[¶3] We granted the People's petition for writ of certiorari and now reverse the court of appeals. We first clarify that, in determining whether a suspect in custody has made an unambiguous request for counsel, the proper standard under Davis v. United States, 512 U.S. 452, 459, 114 S.Ct. 2350, 129 L.Ed.2d 362 (1994), is whether " a reasonable police officer in the circumstances would understand the statement to be a request for an attorney." Applying this standard, we hold, based on our independent review of the video-recorded interrogation, that Kutlak did not unambiguously and unequivocally invoke his right to counsel. Because Kutlak did not actually invoke his right to counsel, and because he otherwise validly waived his Miranda rights before making incriminating statements to the detective, his statements should not have been suppressed. Accordingly, we reverse the judgment of the court of appeals and remand with instructions to address Kutlak's remaining contentions on appeal.

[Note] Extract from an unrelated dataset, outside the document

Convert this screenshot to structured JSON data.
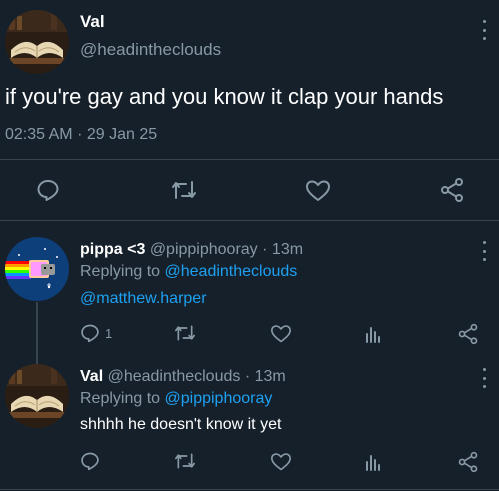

I. Facts and Procedural History
[¶4] At 2:43 a.m. on May 22, 2008, Westminster police were dispatched on a report of a stabbing that took place during an altercation between Kutlak and his wife's family. The police arrested Kutlak and brought him to the Westminster Police Department. Detective Johnson contacted Kutlak at the station around 8:30 a.m. and conducted an interrogation. The interrogation lasted approximately an hour and was both audio-and video-recorded.  It is undisputed that Detective Johnson properly advised Kutlak of his rights pursuant to Miranda v. Arizona, 384 U.S. 436, 444, 86 S.Ct. 1602, 16 L.Ed.2d 694 (1966), including the right to have counsel present during the custodial interrogation. Immediately after the Miranda advisement, the following exchange occurred:
Johnson: Do you understand your rights as I have explained them to you?
Johnson: Okay. Do you have any questions about them?
Kutlak: Uh . . . if I, I have--
Johnson: Just about what your rights are. Do you have any questions about--
Kutlak: Yeah, I do, I do have a lawyer.
Kutlak: A personal lawyer.
Kutlak: He's on retainer.
Kutlak: Um [sigh] . . . I mean . . . like . . . can we get him down here now, or . . . ?
Johnson: It may be difficult. I mean, it's, it's difficult to get in touch with him. It may be something we have to do later. It's entirely up to you.
Kutlak: Is there any way of a long shot, that, I mean . . . we can work this out, and I can go home today or something?
Johnson: You know, I can't answer that question for you right now. I don't know the answer to that question right now. But what I need to know is, if you, if you do wanna--
Kutlak: I mean, I'm gonna take a dice roll, I'm gonna take a dice roll and I'm gonna talk to you guys. I mean, I'm not going to lie to you. I'm not going to do anything like that. I just . . . .
Kutlak: I mean--
Johnson: Well I need you to be one-hundred percent certain and one-hundred percent comfortable with doing that. It's--
Kutlak: Yeah, definitely. If I stop feeling comfortable, I'll ask to stop.
Johnson: Okay, you certainly can at any time stop this interview if you wish to. Um, so you do understand your rights?
Kutlak: Yes sir.
Johnson: And with those rights in mind you're willing to answer questions with me at this time?
Kutlak: Yes sir.
Kutlak thereafter signed a Miranda waiver form and made incriminating ...